Out of all of the shoyu brands we’ve talked about in this article, Teraoka has by far the biggest lineup of shoyu. Because their lineup is so big, it may be difficult to know which one or few soy sauces from them to start with. We would recommend using their liter-sized dark soy sauce or low-sodium soy sauce for cooking. We also love their barrel-aged shoyu, (a Japanese Taste fan favorite!) which is more of a premium soy sauce. It can be used as a dipping sauce for meats and sashimi, or in cooking if you desire.
Hichifuku is the only shoyu maker on our list specializing in a very niche kind of soy sauce called shiro shoyu. Shiro shoyu, or white soy sauce is one of the main kinds of shoyu in Japan, but it is surprisingly not that easy to find. It's even harder (if not impossible) to find other brands of shiro shoyu that are made using only organic ingredients. Hichifuku is the only manufacturer of shiro shoyu in Japan to receive JAS certification (Japan’s official organic certification seal of approval.)
Since 1950, Hichifuku, a shiro shoyu and shiro dashi brewery based in Aichi prefecture has been delivering the highest quality of shiro shoyu and shiro shoyu-based products to consumers. Their shiro shoyu is made only from organic soybeans, organic wheat, and sun-dried salt.
Hichifuku's shiro shoyu is characterized by its subtle sweetness, light amber color, and natural umami flavor that has the ability to bring out the flavors of the other ingredients it is paired with. In order to achieve the best tasting shiro shoyu, Hichifuku has always been extremely particular about using only genuine organic raw materials. They have worked tirelessly to bring high-quality products to their customers that can be used to create lasting happy memories at breakfast, lunch, and dinner.
If you’d like to try their shiro shoyu out for yourself, we really recommend their premium-aged shiro shoyu. It’s hard to put the flavor of this shoyu into words, but it has a unique umami that is completely different from light or dark soy sauce. It’s a great shoyu to use in salad dressings, marinades, or in dishes where you want to preserve the original color.
How Did We Decide On These Brands?
Our team got together recently and came up with a master list of what we believed to be are the best soy sauces. (If you haven’t checked out that article yet, you can read up on it here.) Many of the soy sauces that we tried were made by the brands we talked about above. Therefore, all of the Japanese Taste team has tried soy sauces from these makers, and we can confidently recommend them and say that they surpassed our expectations for what we previously felt soy sauce should taste like.

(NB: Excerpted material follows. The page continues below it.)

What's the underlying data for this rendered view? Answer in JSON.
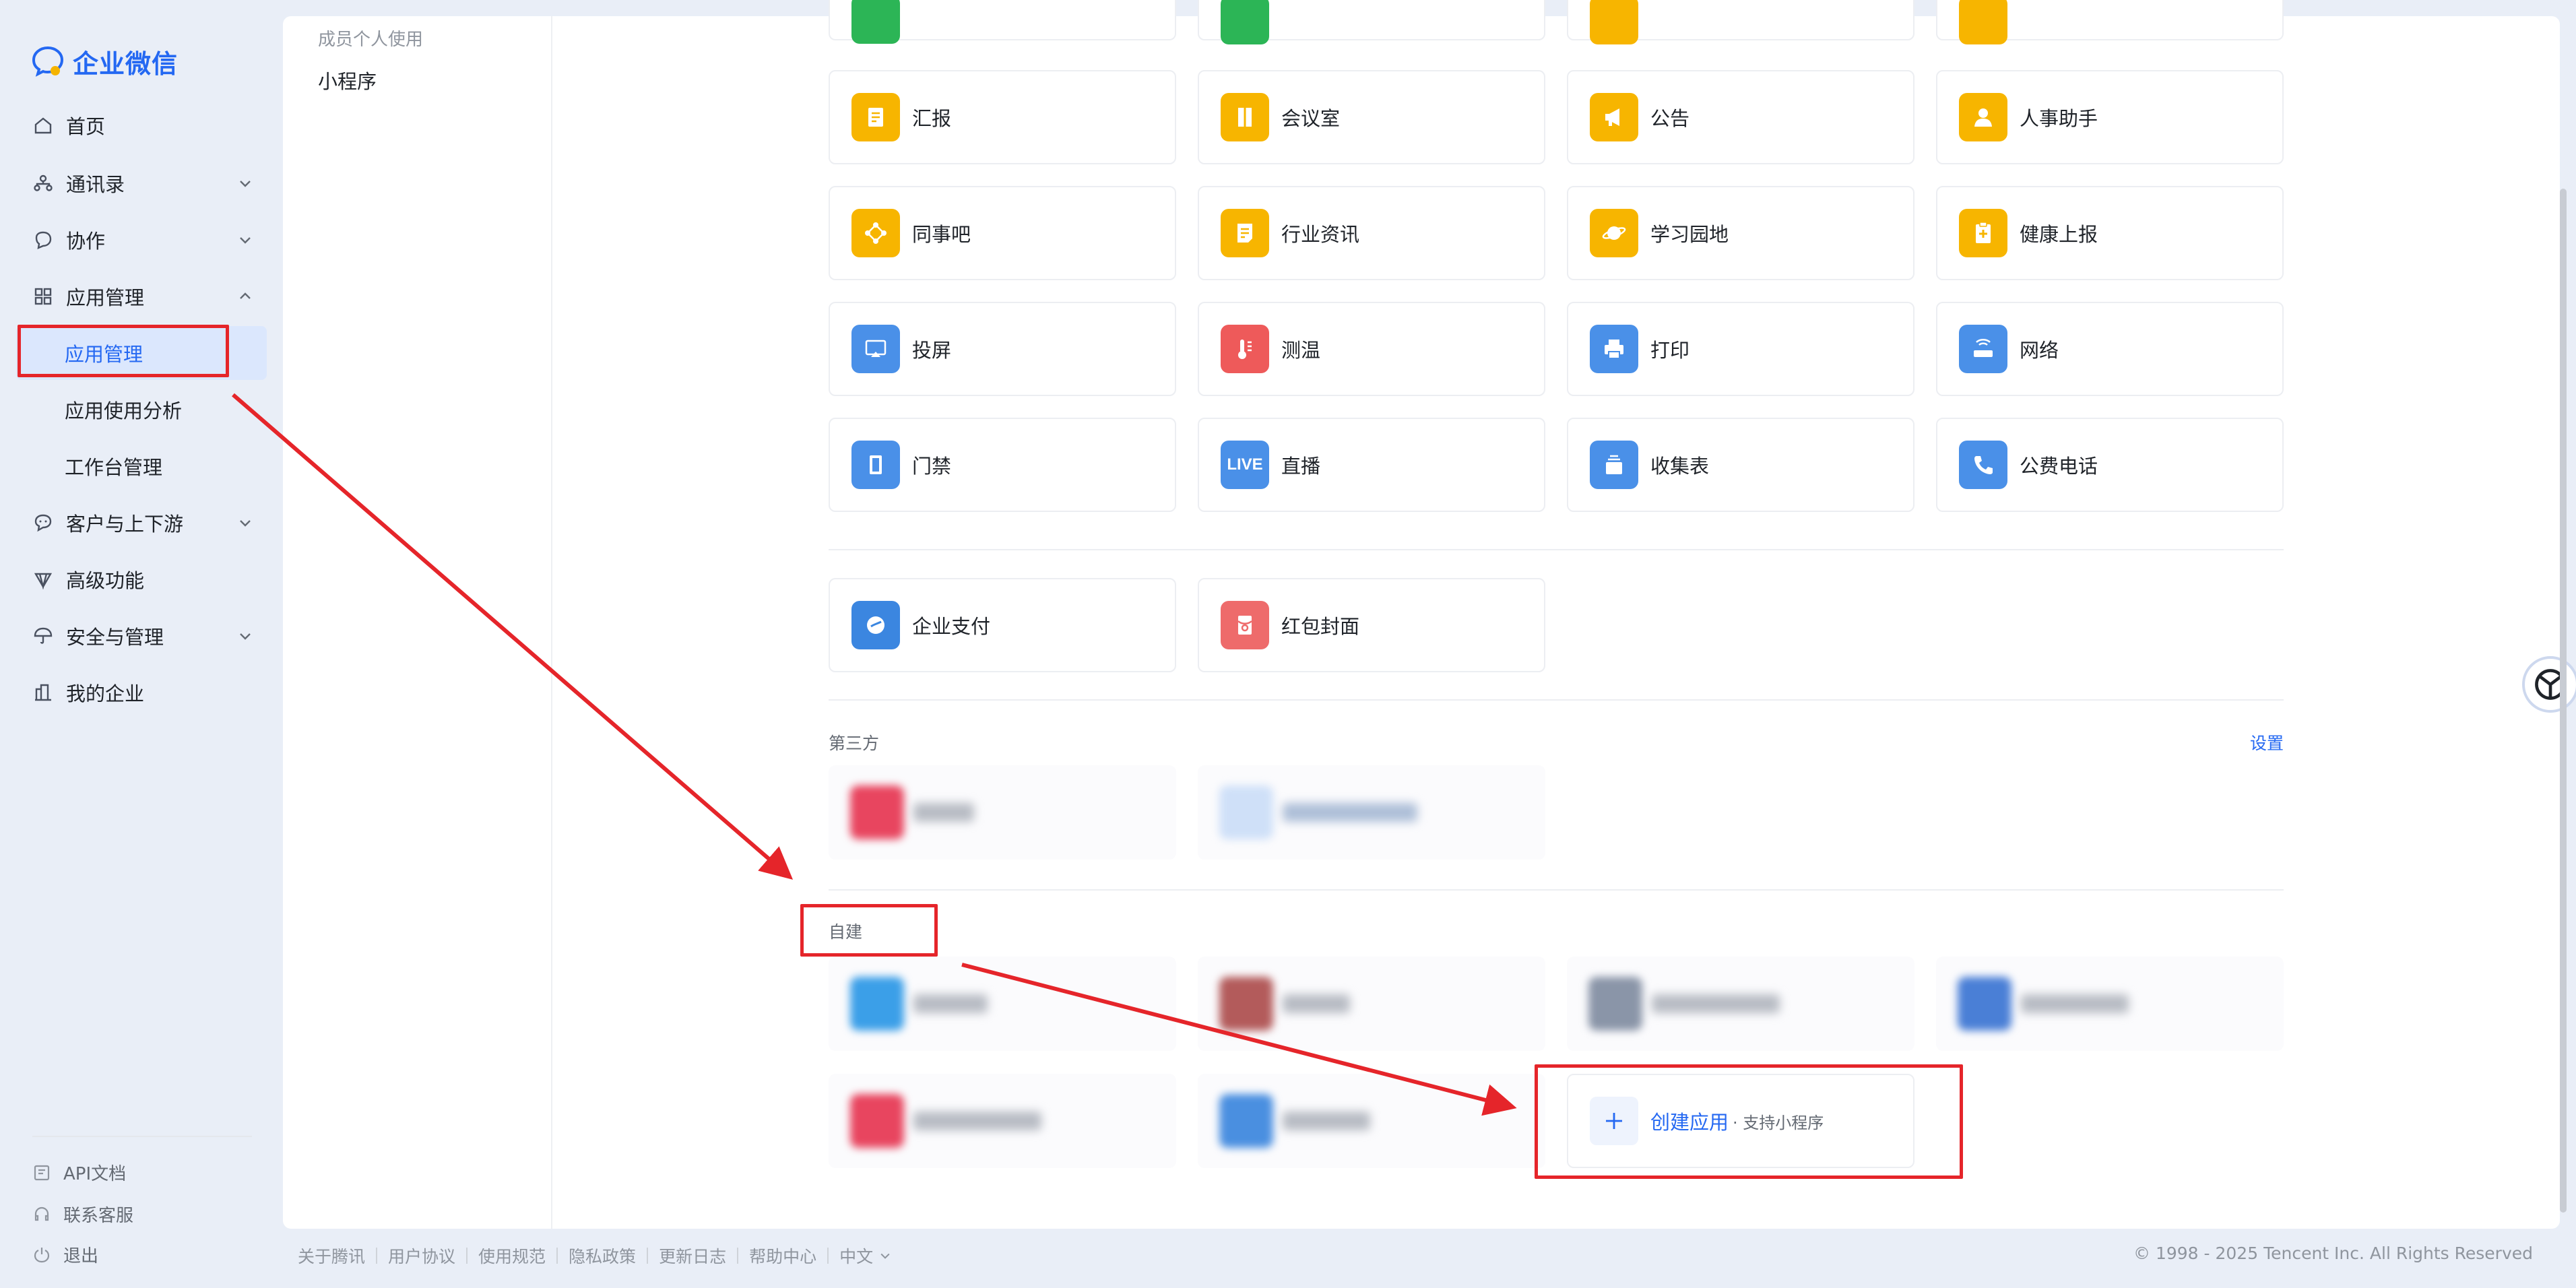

Besides taste which is of course important, we also stand by these shoyu brands for a few other reasons. Firstly, all of these brands strive to produce high-quality shoyu products with quality ingredients and without the use of additives. All of these brands take it even further by using organic and/or domestic materials as much as possible. Beyond this, we stand behind these brands because they continue to keep the craft of traditional shoyu making alive. Many bigger corporations have found ways to speed up the production of shoyu, and we are by no means saying this is wrong, but it alters the process of making shoyu.
Most importantly, as all of these brands are virtually unknown outside of Japan, we would like to give them a voice and spread awareness about authentic shoyu brewing.
Which shoyu brand piqued your interest the most? Were you familiar with, or have you tried shoyu from any of the brands we talked about? We’d love to hear from you in the comments below.